## Supplied data
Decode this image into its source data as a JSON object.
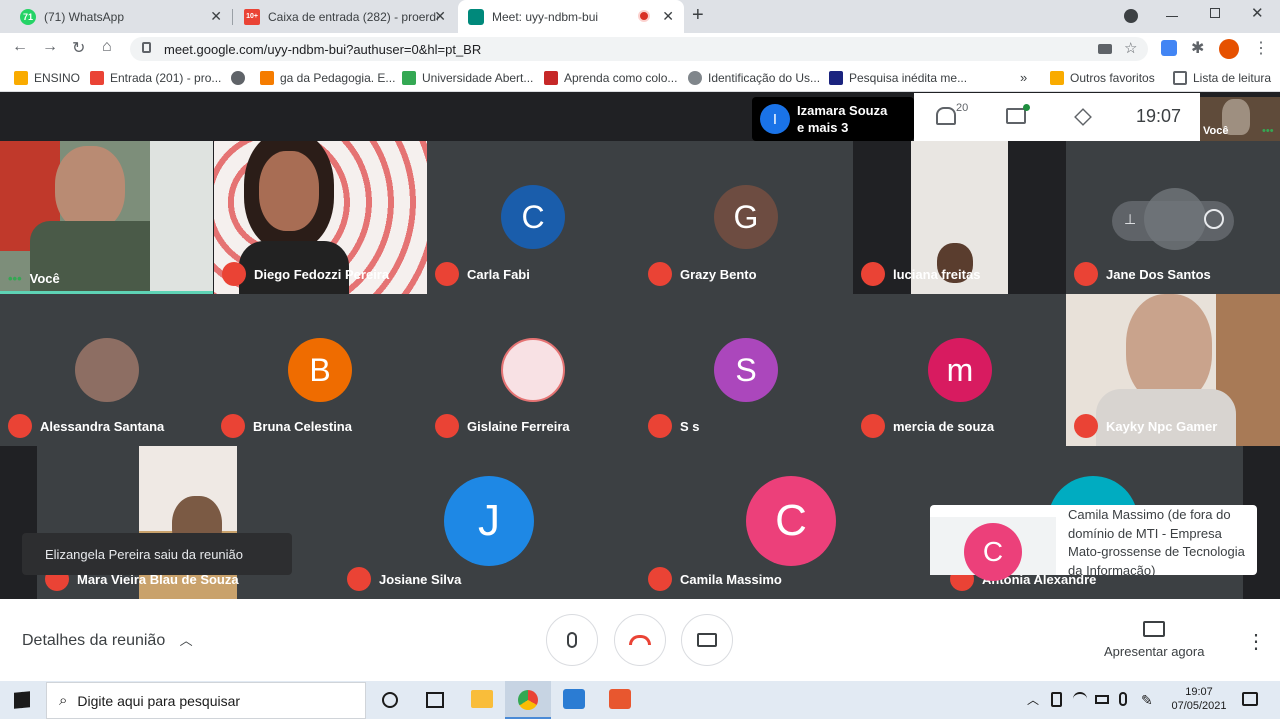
{
  "browser": {
    "tabs": [
      {
        "title": "(71) WhatsApp",
        "badge": "71"
      },
      {
        "title": "Caixa de entrada (282) - proerd@",
        "badge": "10+"
      },
      {
        "title": "Meet: uyy-ndbm-bui"
      }
    ],
    "url": "meet.google.com/uyy-ndbm-bui?authuser=0&hl=pt_BR",
    "bookmarks": [
      "ENSINO",
      "Entrada (201) - pro...",
      "ga da Pedagogia. E...",
      "Universidade Abert...",
      "Aprenda como colo...",
      "Identificação do Us...",
      "Pesquisa inédita me..."
    ],
    "more_bookmarks": "»",
    "other_favorites": "Outros favoritos",
    "reading_list": "Lista de leitura"
  },
  "meet": {
    "presenter": {
      "initial": "I",
      "name": "Izamara Souza",
      "more": "e mais 3"
    },
    "people_count": "20",
    "time": "19:07",
    "self_label": "Você",
    "participants": [
      {
        "name": "Você"
      },
      {
        "name": "Diego Fedozzi Pereira"
      },
      {
        "name": "Carla Fabi",
        "initial": "C"
      },
      {
        "name": "Grazy Bento",
        "initial": "G"
      },
      {
        "name": "luciana freitas"
      },
      {
        "name": "Jane Dos Santos"
      },
      {
        "name": "Alessandra Santana"
      },
      {
        "name": "Bruna Celestina",
        "initial": "B"
      },
      {
        "name": "Gislaine Ferreira"
      },
      {
        "name": "S s",
        "initial": "S"
      },
      {
        "name": "mercia de souza",
        "initial": "m"
      },
      {
        "name": "Kayky Npc Gamer"
      },
      {
        "name": "Mara Vieira Blau de Souza"
      },
      {
        "name": "Josiane Silva",
        "initial": "J"
      },
      {
        "name": "Camila Massimo",
        "initial": "C"
      },
      {
        "name": "Antonia Alexandre"
      }
    ],
    "left_toast": "Elizangela Pereira saiu da reunião",
    "notice": {
      "initial": "C",
      "text": "Camila Massimo (de fora do domínio de MTI - Empresa Mato-grossense de Tecnologia da Informação)"
    },
    "bottom": {
      "details": "Detalhes da reunião",
      "present": "Apresentar agora"
    }
  },
  "taskbar": {
    "search_placeholder": "Digite aqui para pesquisar",
    "time": "19:07",
    "date": "07/05/2021"
  },
  "colors": {
    "meet_bg": "#202124",
    "tile_bg": "#3c4043",
    "mic_off": "#ea4335",
    "avatar_carla": "#1a5dab",
    "avatar_grazy": "#6d4c41",
    "avatar_bruna": "#ef6c00",
    "avatar_s": "#ab47bc",
    "avatar_mercia": "#d81b60",
    "avatar_josiane": "#1e88e5",
    "avatar_camila": "#ec407a",
    "avatar_notice": "#ec407a"
  }
}
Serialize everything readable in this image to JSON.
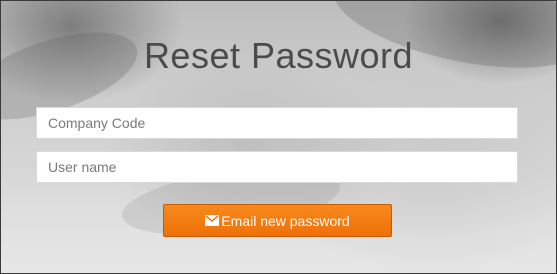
{
  "form": {
    "title": "Reset Password",
    "company_code_placeholder": "Company Code",
    "username_placeholder": "User name",
    "company_code_value": "",
    "username_value": "",
    "submit_label": "Email new password",
    "submit_icon": "envelope-icon"
  },
  "colors": {
    "accent": "#f07a10",
    "title_text": "#4b4b4b",
    "field_background": "#ffffff"
  }
}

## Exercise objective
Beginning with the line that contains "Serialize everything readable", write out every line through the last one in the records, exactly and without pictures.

## Solution to this task
Serialize everything readable in this image to JSON.
{
  "form": {
    "title": "Reset Password",
    "company_code_placeholder": "Company Code",
    "username_placeholder": "User name",
    "company_code_value": "",
    "username_value": "",
    "submit_label": "Email new password",
    "submit_icon": "envelope-icon"
  },
  "colors": {
    "accent": "#f07a10",
    "title_text": "#4b4b4b",
    "field_background": "#ffffff"
  }
}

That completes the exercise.